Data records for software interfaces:
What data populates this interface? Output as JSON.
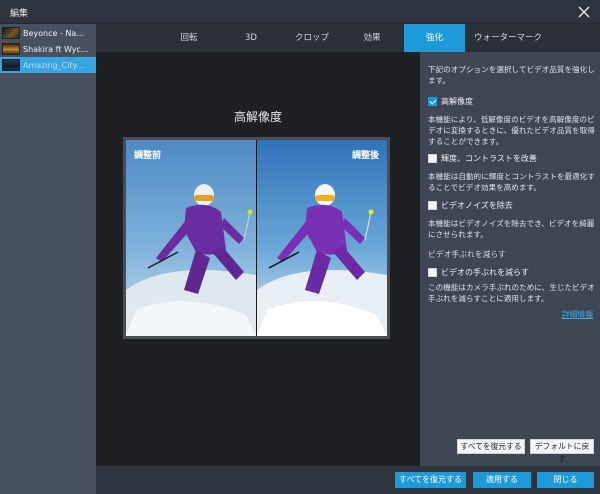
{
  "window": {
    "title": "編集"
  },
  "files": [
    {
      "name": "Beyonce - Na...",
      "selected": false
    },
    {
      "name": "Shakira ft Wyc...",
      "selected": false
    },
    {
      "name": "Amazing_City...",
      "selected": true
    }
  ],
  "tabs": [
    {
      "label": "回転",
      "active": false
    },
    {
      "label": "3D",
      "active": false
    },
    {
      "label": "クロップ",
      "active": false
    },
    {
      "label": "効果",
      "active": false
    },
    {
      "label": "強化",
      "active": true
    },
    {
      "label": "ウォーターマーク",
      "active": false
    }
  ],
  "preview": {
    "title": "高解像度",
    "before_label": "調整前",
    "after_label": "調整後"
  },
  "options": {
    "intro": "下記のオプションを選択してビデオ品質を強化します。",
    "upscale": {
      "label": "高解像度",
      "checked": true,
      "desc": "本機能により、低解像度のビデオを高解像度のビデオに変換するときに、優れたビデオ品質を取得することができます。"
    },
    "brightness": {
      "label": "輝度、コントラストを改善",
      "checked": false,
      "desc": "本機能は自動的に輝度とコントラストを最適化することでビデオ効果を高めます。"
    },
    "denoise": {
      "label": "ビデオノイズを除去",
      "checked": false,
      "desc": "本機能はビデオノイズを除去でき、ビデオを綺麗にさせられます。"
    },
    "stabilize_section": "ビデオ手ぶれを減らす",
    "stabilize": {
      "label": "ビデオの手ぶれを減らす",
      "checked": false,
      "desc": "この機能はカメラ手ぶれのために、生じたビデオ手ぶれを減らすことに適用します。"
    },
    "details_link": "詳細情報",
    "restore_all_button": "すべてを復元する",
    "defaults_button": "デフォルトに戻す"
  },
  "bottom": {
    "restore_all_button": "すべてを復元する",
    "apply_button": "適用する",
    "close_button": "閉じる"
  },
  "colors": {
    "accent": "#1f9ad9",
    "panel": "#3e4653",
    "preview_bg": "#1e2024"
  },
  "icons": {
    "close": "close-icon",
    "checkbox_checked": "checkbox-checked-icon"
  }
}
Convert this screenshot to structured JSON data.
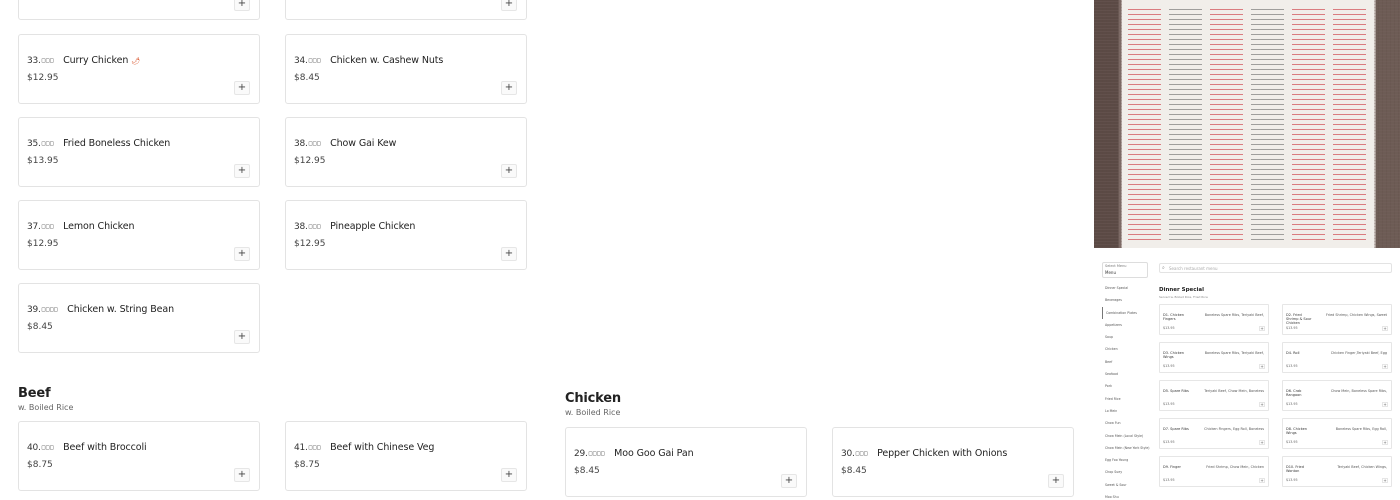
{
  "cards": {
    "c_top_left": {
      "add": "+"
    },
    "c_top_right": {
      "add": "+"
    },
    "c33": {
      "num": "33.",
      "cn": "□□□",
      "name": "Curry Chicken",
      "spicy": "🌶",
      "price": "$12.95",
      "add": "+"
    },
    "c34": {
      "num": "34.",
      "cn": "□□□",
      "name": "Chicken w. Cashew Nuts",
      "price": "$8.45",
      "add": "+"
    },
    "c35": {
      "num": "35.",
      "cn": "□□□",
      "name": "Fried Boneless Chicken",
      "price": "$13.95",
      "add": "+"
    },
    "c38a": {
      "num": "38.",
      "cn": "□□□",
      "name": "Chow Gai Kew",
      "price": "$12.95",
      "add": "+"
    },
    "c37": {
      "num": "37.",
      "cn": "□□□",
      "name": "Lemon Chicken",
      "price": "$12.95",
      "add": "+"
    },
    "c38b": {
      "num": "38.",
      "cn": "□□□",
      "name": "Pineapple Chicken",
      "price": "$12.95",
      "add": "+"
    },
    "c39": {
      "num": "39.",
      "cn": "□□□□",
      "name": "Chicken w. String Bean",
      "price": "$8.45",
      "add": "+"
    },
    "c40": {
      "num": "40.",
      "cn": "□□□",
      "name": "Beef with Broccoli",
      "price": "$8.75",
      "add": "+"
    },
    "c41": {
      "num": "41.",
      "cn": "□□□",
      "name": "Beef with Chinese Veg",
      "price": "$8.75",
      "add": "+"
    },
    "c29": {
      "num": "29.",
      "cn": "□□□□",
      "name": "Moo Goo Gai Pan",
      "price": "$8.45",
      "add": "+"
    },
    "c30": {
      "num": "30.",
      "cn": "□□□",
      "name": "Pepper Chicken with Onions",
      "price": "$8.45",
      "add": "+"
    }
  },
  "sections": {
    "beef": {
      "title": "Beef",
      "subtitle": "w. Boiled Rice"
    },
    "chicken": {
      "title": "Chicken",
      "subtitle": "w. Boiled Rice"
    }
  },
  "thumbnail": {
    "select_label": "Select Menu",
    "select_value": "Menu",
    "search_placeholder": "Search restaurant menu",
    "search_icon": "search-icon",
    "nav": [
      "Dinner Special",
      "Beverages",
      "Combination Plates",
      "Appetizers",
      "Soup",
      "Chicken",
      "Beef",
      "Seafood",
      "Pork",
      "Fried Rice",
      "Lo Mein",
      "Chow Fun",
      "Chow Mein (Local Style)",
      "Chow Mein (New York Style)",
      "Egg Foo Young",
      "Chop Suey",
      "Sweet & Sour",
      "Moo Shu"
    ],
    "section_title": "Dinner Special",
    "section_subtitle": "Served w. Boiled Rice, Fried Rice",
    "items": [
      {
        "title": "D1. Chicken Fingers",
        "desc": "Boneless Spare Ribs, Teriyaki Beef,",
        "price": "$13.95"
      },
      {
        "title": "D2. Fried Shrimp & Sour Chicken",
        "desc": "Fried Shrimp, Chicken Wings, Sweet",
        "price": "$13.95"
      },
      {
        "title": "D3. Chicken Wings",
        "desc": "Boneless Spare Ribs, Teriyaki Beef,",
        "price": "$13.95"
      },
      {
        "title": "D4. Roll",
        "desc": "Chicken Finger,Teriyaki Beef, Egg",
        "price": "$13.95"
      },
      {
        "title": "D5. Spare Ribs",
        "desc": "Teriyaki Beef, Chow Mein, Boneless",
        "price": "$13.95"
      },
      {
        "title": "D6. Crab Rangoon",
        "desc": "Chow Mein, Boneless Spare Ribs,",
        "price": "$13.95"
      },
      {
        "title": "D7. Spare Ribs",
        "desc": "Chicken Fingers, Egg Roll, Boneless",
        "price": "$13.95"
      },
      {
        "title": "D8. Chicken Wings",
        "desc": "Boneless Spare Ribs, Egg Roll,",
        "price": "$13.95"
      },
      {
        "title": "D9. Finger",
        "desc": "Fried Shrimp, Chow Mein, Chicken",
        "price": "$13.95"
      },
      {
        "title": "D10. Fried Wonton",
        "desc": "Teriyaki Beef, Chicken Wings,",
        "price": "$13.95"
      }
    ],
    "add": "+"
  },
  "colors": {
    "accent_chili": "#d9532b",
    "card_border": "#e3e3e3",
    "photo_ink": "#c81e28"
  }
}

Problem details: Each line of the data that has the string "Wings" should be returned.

Response to the task:
        "desc": "Fried Shrimp, Chicken Wings, Sweet",
        "title": "D3. Chicken Wings",
        "title": "D8. Chicken Wings",
        "desc": "Teriyaki Beef, Chicken Wings,",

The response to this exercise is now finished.